→ Work to complete
What must be written out is each line from the one holding "What data populates" through the end of the records, word for word, minus any pictures.

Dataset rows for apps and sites
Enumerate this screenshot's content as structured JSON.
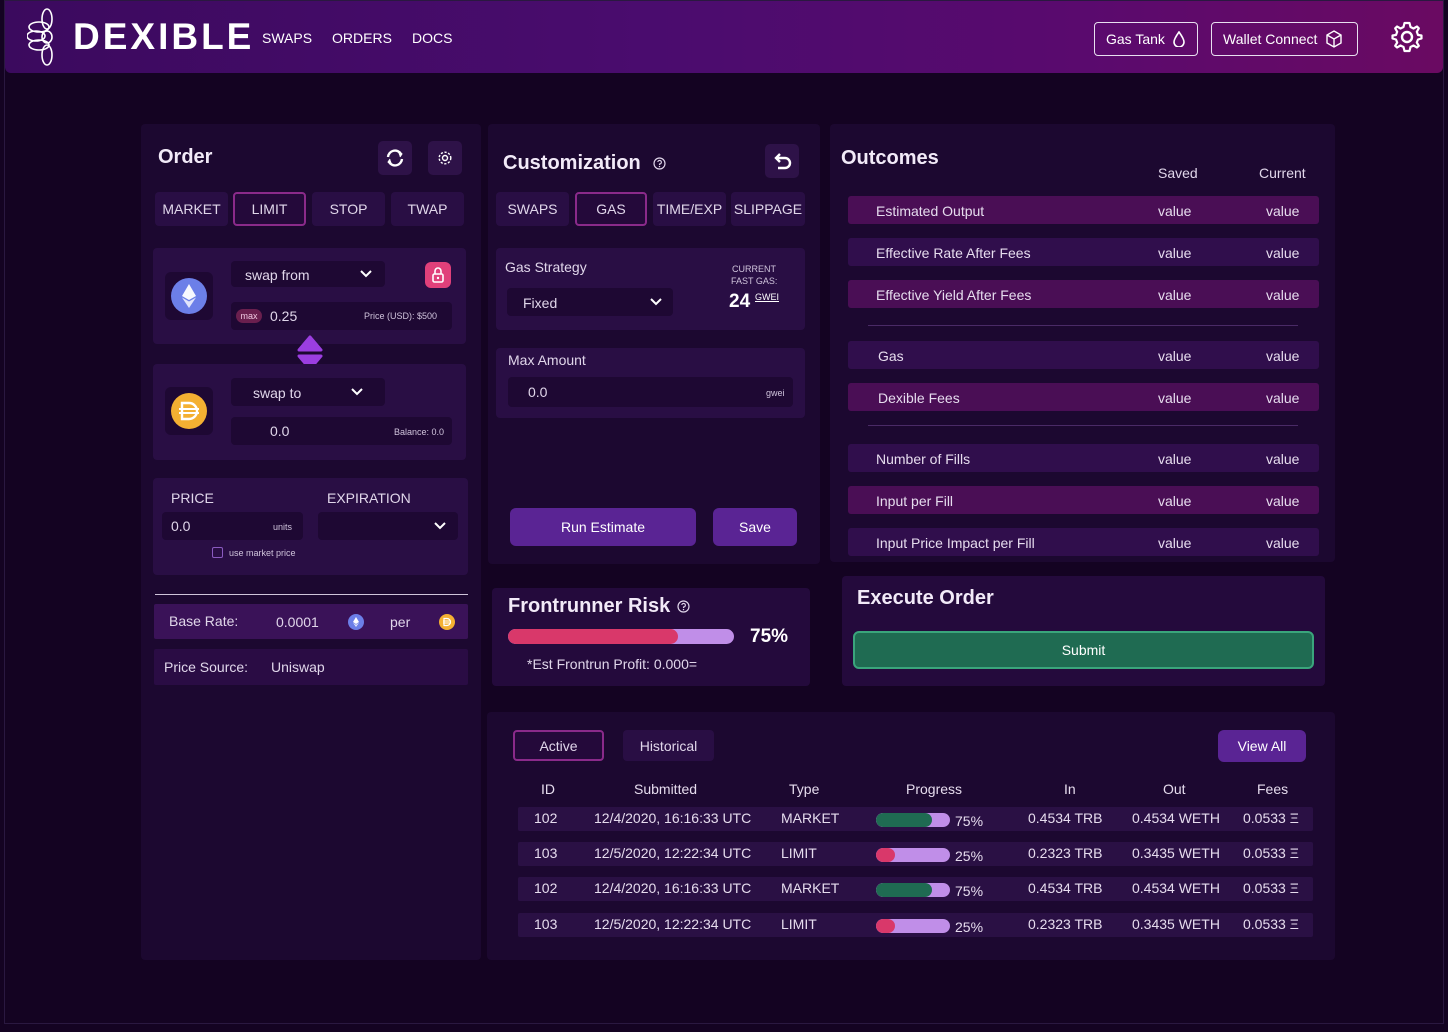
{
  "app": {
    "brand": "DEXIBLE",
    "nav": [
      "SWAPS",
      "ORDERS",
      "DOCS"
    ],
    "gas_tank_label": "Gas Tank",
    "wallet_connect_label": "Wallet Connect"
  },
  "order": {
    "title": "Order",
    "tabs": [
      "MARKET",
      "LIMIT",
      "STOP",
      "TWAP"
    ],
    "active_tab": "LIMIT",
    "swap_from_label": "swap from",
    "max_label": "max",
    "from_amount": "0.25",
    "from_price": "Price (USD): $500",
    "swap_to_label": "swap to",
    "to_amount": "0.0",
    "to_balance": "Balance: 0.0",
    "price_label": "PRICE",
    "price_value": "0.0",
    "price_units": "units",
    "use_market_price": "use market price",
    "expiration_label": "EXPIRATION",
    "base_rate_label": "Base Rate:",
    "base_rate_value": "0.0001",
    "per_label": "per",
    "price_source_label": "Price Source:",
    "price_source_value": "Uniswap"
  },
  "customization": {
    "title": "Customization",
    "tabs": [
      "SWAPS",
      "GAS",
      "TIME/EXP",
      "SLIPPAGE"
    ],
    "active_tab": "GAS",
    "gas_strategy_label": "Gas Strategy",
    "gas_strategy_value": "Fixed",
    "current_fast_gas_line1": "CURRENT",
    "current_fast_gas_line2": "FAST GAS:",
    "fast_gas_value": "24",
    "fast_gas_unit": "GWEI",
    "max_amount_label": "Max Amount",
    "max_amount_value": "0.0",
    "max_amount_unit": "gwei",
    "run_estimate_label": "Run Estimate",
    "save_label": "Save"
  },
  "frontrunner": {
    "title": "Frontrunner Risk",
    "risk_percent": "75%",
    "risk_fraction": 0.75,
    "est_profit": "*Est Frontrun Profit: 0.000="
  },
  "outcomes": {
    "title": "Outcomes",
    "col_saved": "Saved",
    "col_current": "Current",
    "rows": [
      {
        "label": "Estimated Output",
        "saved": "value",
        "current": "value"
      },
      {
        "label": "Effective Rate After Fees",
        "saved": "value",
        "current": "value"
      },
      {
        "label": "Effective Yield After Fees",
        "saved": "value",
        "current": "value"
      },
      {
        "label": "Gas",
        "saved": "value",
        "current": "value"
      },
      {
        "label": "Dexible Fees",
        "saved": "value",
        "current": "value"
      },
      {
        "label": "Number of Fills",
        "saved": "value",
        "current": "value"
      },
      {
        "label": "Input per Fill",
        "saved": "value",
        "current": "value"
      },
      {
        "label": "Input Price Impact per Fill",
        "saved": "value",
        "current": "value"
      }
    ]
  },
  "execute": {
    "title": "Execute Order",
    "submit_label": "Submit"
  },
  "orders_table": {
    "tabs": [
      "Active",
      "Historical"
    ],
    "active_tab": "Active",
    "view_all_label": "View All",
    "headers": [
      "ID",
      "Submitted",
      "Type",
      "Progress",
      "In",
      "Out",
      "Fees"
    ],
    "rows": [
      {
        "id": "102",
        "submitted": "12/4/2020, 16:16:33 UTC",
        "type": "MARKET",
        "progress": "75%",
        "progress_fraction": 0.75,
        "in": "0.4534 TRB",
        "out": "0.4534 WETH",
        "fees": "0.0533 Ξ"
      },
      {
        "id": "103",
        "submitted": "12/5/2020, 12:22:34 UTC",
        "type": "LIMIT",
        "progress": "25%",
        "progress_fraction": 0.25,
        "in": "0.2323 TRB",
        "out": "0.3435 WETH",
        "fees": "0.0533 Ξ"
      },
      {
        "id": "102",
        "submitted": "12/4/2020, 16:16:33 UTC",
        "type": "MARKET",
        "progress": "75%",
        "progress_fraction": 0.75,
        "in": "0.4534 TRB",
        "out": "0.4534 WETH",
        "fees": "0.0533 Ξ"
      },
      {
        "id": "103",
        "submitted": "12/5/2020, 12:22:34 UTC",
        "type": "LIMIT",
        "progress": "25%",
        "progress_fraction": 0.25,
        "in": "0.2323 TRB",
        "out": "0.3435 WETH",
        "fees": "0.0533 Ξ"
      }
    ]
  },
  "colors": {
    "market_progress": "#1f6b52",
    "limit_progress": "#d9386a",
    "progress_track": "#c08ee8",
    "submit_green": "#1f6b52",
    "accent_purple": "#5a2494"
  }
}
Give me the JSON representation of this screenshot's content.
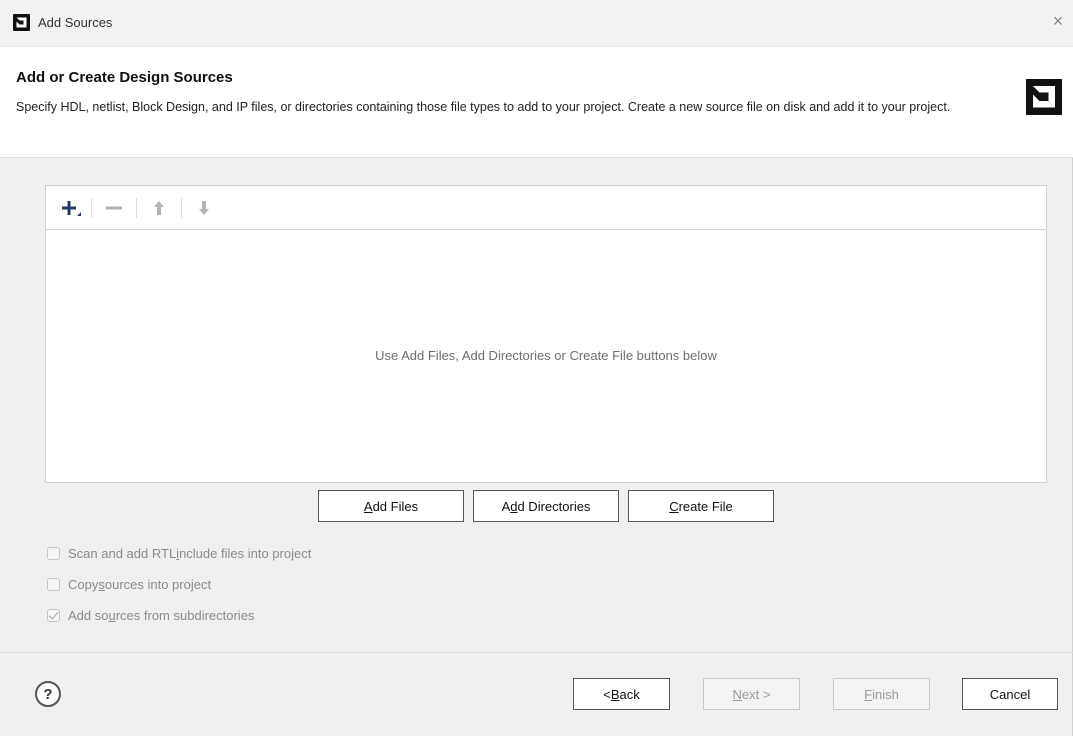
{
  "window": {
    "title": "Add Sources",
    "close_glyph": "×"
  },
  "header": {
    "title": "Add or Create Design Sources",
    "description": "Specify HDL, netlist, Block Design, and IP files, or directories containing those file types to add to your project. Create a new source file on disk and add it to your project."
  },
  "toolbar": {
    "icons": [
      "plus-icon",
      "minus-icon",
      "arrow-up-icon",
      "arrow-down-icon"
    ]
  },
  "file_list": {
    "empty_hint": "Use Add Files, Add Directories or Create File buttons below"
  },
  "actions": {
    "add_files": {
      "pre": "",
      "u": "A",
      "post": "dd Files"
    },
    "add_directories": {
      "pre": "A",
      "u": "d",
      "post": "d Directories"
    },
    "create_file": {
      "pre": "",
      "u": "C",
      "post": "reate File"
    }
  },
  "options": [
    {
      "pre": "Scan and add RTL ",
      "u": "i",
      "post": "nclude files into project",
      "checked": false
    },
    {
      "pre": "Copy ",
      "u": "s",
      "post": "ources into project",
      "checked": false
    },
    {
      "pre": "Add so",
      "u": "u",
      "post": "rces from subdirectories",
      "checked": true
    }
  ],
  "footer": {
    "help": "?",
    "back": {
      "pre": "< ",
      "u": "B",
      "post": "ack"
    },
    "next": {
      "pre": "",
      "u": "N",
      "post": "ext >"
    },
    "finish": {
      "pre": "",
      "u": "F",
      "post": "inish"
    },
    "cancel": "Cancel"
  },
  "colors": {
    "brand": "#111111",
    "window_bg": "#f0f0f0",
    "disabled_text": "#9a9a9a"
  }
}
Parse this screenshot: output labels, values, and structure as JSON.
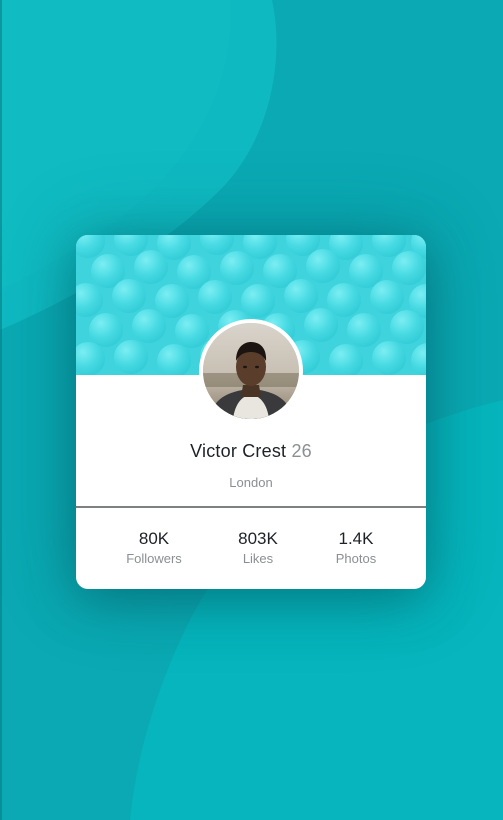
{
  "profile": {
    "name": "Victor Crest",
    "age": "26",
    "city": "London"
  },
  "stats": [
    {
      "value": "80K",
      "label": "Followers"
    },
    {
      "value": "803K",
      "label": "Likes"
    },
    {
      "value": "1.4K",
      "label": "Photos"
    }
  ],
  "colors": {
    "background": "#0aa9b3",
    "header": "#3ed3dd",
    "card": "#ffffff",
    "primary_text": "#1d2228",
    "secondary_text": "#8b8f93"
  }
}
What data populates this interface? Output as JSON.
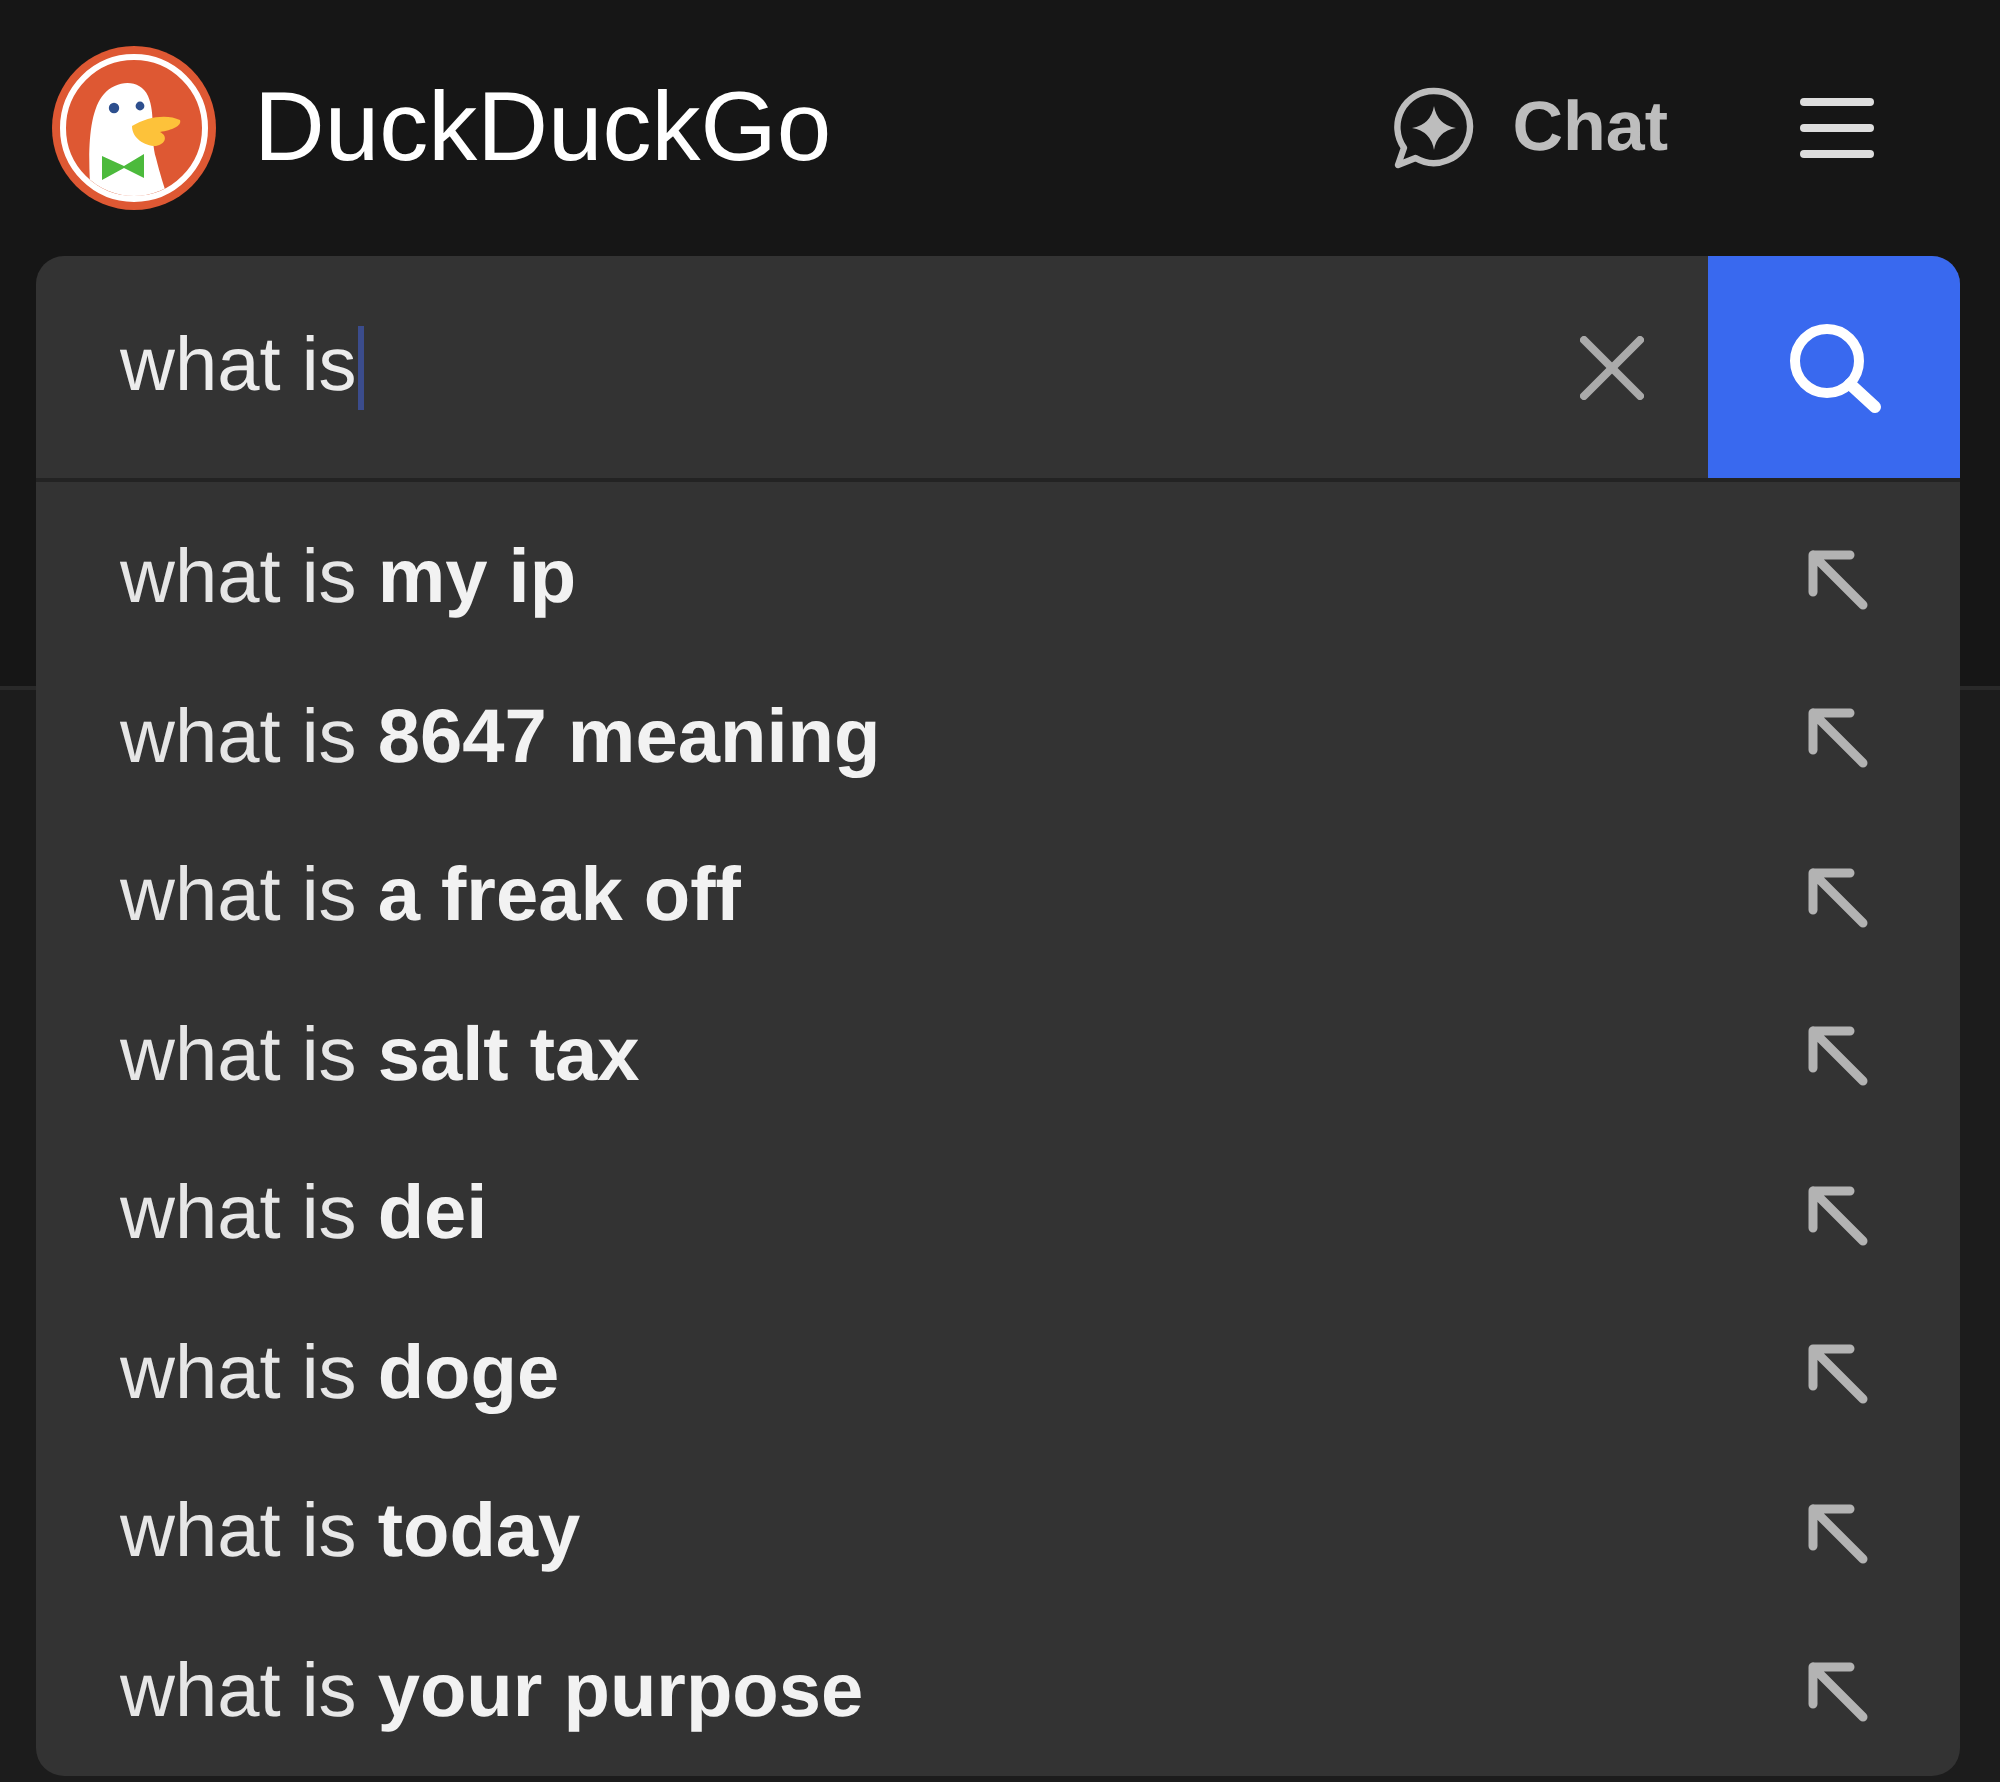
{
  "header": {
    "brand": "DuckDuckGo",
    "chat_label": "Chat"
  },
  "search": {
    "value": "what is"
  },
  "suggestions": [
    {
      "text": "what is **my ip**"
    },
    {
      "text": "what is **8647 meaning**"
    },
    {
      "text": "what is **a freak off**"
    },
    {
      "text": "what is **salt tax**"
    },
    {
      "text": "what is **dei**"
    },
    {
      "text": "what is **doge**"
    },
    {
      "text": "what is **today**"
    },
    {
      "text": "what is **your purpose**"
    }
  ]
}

→ Completed task
What data populates this interface? Output as JSON.
{
  "header": {
    "brand": "DuckDuckGo",
    "chat_label": "Chat"
  },
  "search": {
    "value": "what is"
  },
  "suggestions": [
    {
      "text": "what is **my ip**"
    },
    {
      "text": "what is **8647 meaning**"
    },
    {
      "text": "what is **a freak off**"
    },
    {
      "text": "what is **salt tax**"
    },
    {
      "text": "what is **dei**"
    },
    {
      "text": "what is **doge**"
    },
    {
      "text": "what is **today**"
    },
    {
      "text": "what is **your purpose**"
    }
  ]
}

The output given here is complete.